→ TASK TO COMPLETE: Look through the data below. Show each line where the string "this" occurs.
=======
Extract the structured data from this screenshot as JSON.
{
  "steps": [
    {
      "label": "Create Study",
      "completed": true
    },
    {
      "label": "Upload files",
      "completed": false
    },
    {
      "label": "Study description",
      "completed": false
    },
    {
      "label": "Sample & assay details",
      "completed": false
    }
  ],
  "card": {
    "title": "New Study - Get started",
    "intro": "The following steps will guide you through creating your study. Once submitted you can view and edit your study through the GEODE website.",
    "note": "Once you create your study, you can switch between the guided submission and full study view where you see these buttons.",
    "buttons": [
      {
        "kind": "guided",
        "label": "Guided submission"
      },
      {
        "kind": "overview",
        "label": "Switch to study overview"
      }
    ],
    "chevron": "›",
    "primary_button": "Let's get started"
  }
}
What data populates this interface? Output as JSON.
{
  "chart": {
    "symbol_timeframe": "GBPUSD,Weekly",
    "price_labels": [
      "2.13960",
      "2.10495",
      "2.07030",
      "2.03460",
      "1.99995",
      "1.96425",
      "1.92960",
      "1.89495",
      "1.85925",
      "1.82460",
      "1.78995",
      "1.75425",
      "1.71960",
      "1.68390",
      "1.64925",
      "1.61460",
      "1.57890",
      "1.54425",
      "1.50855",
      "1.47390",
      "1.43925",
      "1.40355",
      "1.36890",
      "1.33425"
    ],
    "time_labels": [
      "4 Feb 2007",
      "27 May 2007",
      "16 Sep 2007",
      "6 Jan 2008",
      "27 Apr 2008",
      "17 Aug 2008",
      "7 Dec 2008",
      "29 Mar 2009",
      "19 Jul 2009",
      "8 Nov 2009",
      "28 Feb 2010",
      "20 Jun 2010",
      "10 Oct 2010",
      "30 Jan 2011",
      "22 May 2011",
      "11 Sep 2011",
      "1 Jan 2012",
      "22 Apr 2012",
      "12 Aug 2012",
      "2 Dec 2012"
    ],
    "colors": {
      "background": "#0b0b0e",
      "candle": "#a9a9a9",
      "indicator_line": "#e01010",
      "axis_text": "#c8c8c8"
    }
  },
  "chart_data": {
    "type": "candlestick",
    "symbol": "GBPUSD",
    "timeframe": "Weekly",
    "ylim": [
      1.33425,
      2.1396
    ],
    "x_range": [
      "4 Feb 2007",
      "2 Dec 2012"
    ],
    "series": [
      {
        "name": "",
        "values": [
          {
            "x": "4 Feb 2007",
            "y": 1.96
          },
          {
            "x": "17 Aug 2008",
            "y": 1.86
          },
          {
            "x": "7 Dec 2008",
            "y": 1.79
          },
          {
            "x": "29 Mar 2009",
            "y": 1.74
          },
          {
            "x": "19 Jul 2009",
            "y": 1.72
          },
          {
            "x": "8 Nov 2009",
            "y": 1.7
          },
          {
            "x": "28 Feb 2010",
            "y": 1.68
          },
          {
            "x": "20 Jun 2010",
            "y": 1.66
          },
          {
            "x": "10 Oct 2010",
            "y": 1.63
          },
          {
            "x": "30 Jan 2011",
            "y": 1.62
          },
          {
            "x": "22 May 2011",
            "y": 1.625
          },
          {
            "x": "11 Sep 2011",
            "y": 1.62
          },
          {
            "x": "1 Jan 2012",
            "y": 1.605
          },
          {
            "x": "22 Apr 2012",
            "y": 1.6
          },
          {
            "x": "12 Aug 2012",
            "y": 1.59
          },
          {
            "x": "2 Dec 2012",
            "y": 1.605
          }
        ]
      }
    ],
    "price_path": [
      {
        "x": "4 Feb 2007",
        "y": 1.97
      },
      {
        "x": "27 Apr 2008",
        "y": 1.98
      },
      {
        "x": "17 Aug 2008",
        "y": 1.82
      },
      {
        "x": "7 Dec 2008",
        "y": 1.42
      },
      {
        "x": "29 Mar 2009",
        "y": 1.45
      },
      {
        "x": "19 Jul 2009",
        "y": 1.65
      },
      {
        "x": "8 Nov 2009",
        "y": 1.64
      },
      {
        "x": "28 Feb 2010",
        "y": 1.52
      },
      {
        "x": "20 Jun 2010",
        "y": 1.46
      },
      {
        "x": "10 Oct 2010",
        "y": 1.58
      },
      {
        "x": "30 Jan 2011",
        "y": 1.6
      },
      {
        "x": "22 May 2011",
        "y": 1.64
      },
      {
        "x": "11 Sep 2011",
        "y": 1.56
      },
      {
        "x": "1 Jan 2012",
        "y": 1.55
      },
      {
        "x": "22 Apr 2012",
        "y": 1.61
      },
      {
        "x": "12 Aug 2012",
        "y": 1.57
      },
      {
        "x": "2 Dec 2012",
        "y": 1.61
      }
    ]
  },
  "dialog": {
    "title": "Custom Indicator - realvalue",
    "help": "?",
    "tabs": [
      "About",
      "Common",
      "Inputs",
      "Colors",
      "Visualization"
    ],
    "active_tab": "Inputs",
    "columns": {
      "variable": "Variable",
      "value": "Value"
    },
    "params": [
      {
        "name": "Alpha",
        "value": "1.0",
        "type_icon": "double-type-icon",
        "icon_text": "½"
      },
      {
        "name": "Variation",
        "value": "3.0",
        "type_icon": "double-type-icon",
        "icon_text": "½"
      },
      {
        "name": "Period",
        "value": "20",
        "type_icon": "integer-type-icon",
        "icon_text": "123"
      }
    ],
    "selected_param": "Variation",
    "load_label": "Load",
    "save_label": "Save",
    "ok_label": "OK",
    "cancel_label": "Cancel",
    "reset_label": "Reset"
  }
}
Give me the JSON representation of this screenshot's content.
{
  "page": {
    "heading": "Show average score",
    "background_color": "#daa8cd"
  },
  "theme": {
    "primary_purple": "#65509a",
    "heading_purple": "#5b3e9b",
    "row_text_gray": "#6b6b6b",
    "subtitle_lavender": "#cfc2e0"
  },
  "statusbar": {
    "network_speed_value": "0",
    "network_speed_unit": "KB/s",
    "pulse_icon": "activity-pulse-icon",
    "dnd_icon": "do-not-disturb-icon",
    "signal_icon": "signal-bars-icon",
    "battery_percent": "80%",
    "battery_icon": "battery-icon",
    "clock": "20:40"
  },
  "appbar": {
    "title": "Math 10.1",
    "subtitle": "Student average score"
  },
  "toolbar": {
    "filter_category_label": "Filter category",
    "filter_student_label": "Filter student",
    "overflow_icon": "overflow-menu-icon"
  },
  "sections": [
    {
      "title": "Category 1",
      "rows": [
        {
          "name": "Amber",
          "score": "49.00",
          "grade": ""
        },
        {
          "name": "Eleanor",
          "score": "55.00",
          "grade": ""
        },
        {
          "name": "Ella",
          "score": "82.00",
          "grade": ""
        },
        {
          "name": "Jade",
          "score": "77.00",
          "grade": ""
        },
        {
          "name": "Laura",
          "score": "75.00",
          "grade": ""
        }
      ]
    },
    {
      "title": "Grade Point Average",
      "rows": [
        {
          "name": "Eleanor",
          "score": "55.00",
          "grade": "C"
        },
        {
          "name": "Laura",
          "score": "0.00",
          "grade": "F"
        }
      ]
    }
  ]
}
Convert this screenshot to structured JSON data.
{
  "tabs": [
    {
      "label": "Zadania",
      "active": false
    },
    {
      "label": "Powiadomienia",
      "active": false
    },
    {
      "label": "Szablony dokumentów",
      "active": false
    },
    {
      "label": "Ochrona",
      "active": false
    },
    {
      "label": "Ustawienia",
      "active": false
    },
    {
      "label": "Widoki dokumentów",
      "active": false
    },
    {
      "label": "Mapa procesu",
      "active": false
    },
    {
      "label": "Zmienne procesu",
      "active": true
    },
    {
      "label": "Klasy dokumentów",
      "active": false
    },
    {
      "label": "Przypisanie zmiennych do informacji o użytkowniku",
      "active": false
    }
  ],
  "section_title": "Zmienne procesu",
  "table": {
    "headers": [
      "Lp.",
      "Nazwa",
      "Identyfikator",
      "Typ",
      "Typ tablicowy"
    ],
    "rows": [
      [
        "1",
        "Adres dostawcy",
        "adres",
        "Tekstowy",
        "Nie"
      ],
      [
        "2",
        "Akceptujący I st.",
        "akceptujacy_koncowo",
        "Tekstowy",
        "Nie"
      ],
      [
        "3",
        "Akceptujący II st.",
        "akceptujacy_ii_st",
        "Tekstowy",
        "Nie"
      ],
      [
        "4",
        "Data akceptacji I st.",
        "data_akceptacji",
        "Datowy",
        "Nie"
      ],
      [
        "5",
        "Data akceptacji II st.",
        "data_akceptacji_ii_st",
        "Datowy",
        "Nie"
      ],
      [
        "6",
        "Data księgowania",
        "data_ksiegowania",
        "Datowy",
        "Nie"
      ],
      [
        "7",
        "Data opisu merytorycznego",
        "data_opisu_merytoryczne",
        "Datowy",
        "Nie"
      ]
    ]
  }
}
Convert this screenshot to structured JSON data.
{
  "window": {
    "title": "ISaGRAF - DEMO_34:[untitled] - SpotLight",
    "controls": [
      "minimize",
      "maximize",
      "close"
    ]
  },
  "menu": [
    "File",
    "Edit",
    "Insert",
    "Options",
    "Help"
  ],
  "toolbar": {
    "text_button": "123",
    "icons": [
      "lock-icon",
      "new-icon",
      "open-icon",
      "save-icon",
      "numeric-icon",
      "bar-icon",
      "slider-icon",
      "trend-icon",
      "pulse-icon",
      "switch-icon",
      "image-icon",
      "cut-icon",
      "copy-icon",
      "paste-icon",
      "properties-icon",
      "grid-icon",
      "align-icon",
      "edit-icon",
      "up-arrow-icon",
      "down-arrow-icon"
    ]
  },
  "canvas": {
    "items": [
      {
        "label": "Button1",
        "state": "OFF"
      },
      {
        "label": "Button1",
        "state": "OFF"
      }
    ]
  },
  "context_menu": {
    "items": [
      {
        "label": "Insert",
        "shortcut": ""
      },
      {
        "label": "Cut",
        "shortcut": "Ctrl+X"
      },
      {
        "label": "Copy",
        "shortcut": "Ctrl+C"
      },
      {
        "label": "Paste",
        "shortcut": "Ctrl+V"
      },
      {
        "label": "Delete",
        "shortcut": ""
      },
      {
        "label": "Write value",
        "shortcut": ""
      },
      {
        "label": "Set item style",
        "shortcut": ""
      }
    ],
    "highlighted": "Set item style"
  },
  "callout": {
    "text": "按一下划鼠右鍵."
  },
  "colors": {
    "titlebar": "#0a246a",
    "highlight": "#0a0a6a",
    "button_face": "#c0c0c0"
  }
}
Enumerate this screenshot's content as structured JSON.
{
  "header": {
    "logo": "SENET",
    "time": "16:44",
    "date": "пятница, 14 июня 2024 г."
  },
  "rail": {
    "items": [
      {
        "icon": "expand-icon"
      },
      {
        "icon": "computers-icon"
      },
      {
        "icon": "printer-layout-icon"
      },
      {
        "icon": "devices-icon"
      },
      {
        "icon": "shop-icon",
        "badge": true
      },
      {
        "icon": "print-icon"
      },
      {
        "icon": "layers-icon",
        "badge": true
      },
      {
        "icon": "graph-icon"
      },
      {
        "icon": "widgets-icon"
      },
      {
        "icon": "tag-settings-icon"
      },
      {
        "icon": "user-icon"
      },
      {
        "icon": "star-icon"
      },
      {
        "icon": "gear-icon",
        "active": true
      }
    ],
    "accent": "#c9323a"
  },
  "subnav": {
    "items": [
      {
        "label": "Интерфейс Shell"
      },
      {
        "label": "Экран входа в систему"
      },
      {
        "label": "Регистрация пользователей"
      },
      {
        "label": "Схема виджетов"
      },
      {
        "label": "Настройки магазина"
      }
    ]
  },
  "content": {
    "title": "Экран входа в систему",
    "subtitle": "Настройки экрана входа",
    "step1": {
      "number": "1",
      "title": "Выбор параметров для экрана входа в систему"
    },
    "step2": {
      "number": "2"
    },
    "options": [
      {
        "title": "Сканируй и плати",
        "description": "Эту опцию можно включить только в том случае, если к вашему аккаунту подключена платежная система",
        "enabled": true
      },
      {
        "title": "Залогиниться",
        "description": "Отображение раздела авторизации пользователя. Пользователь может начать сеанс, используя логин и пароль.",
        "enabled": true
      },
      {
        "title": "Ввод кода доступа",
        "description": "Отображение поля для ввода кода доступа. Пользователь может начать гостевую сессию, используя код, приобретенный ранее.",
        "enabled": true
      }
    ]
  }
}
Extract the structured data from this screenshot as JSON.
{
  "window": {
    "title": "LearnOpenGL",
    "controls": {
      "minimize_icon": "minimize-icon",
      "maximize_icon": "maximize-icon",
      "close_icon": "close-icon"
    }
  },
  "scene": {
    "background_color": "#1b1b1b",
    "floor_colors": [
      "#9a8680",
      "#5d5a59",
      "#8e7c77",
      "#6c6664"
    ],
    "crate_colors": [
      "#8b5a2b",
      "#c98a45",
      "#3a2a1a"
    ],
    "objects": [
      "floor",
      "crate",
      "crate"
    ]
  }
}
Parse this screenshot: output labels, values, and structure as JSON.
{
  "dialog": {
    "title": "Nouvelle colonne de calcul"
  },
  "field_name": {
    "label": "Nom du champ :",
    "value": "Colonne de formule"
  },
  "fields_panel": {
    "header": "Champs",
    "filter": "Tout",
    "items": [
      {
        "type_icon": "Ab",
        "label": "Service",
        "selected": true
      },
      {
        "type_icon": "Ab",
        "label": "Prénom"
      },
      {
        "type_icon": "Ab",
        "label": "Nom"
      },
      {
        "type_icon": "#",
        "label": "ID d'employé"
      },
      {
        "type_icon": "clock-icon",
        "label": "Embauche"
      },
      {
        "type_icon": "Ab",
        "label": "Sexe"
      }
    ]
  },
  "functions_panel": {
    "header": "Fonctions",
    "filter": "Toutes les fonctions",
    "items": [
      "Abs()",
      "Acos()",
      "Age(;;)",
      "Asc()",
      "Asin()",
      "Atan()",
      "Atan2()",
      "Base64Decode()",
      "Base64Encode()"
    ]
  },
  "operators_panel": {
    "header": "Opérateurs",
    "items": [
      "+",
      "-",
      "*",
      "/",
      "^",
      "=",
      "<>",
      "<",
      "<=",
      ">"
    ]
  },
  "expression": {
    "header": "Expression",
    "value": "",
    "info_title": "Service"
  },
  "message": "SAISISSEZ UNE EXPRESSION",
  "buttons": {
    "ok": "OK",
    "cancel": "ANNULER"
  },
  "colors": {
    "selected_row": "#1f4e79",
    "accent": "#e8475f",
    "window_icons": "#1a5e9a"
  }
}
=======
→ TASK ANSWER:
Extract the structured data from this screenshot as JSON.
What data populates this interface? Output as JSON.
Give me the JSON representation of this screenshot's content.
Convert this screenshot to structured JSON data.
Convert this screenshot to structured JSON data.
Enumerate this screenshot's content as structured JSON.
Extract the structured data from this screenshot as JSON.
Parse this screenshot: output labels, values, and structure as JSON.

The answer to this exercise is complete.